My mother always claimed she didn’t like to cook. However, she managed to save a few recipes that are family favorites. One is her Russian Stuffed Cabbage. It’s a wonderful dish to eat on a cold winter’s day. (Not that we have those days often in Los Angeles)
This recipe is from my mother’s Russian roots. It’s sweetened with honey and raisins.
Enjoy this recipe
Russian Stuffed Cabbage
- 1 large cabbage
- 2 Tbsp butter
- 2 medium onions sliced
- 3 cups tomatoes canned approx 1 28 oz can + a little more
- 2 tsp salt
- 1/2 tsp pepper
- beef bones
- 1 lb ground beef
- 3 Tbsp rice uncooked
- 4 Tbsp onion grated
- 1 egg
- 3 Tbsp cold water
- 3 Tbsp honey
- 1/4 cup lemon juice
- 1/4 cup seedless raisins
- In a large pot, pour boiling water over the cabbage. cover and let soak for 15 minutes.
- Remove 12 leaves carefully. If leaves are small use 18. (After I removed the leaves I steamed the leaves slightly to further soften them – this is optional)
- Melt the butter in a deep, heavy saucepan. Lightly brown the onions in it.
- Add the tomatoes (I pulverized them in a food processor first) half the salt and pepper, and all the bones. Cook over low heat for 30 minutes.
- Mix together the ground beef, rice, grated onions, egg, the remainder of the salt and pepper and water.
- Place a dollop of meat mixture on each cabbage leaf. Tuck the soft part of the leaves around the mixture and roll carefully.
- Add the rolled cabbage leaves to the sauce. Cover and cook over low heat for 1 1/2 hrs.
- Add the honey, lemon juice, raisins and cook for 30 minutes longer.
- This meal will serve 6 for a main dish and 12 as a 1st course.
A little family history
My mother’s father, Alexander Melinsky, immigrated from Buda, Russia (part of Ukraine) in 1906, before the Russian Revolution, and worked in the coal mines in Pennsylvania and Superior, Colorado. My grandmother’s family came from Slovakia.
In 1936, my grandfather was lured back to Russia after reading Soviet propaganda in Pravda. He wanted my grandmother and their 4 daughters to come with him but they refused. He headed to the Donbas coal mines in Ukraine to see what it was like. My mother received a few letters from him but then he disappeared and was never heard from again. Many ex-patriots were deliberately encouraged to come back to Russian and were murdered by Stalin during the Purge. It’s sad because we’ve never been able to find out what happened to him.

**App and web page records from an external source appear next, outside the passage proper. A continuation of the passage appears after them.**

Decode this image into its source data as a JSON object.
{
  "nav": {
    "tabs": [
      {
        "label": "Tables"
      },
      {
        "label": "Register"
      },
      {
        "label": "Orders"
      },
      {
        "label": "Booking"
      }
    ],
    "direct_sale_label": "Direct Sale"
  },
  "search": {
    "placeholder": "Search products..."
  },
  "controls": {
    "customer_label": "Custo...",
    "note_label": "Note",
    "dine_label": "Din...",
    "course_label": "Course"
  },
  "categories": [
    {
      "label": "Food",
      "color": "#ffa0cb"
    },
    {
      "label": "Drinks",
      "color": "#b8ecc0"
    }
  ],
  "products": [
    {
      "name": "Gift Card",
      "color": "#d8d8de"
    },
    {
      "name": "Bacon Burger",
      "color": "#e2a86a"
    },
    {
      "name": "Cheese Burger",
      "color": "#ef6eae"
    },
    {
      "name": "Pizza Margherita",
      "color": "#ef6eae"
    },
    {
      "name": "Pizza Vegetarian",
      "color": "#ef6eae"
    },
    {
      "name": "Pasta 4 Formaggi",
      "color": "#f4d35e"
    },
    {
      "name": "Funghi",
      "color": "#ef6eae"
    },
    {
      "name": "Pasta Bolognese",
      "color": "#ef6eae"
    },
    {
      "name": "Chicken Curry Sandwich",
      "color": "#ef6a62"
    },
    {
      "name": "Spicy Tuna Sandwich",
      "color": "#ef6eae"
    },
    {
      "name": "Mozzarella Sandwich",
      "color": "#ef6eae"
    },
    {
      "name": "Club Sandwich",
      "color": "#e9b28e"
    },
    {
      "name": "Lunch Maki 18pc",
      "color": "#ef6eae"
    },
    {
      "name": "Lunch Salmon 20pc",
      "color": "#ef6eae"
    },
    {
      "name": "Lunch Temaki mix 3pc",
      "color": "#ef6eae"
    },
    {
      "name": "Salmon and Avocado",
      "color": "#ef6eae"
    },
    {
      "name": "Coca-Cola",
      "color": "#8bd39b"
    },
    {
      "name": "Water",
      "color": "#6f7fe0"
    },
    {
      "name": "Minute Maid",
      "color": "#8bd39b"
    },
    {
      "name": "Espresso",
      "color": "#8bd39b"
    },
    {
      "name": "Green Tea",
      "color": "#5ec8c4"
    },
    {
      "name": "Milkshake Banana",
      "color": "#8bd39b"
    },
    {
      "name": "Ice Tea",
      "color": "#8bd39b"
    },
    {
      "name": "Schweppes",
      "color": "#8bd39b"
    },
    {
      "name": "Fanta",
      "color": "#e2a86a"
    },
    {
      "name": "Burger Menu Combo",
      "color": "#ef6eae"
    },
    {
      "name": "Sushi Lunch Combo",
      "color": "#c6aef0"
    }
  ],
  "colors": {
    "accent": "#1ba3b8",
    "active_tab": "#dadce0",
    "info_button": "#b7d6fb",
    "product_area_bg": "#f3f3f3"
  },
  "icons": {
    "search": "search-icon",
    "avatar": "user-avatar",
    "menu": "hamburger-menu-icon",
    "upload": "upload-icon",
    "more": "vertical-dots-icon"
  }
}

Family traditional recipes make you think back to your roots
Although I have never been to Russia, I’ve always loved the food I’ve tried from Eastern Europe. The other side of my family is from Poland, which at the time they left in the late 1870s was part of the Russian Empire. That side is Jewish but much of the cuisine is similar.
Stuffed cabbage rolls are served in various forms in Europe, the Middle East, and Asia.
In most areas of Europe, it is a traditional dish served during holidays and special occasions. Polish gołąbki is often made with pork or beef with rice or barley, although the Jewish version does not use pork. The Ukrainian holubtsi version is sometimes made with corn grits or buckwheat groats. But, most versions are also made with rice. The difference I found between Polish and Russian is that Polish stuffed cabbage tends to be savory and Russian is more sweet and sour.
What I love about this particular recipe is that the honey and raisins give it a sweeter flavor. Substitute the meat with baby Bella mushrooms if you want a vegetarian version.
Do you have a favorite family recipe? Please leave a comment below.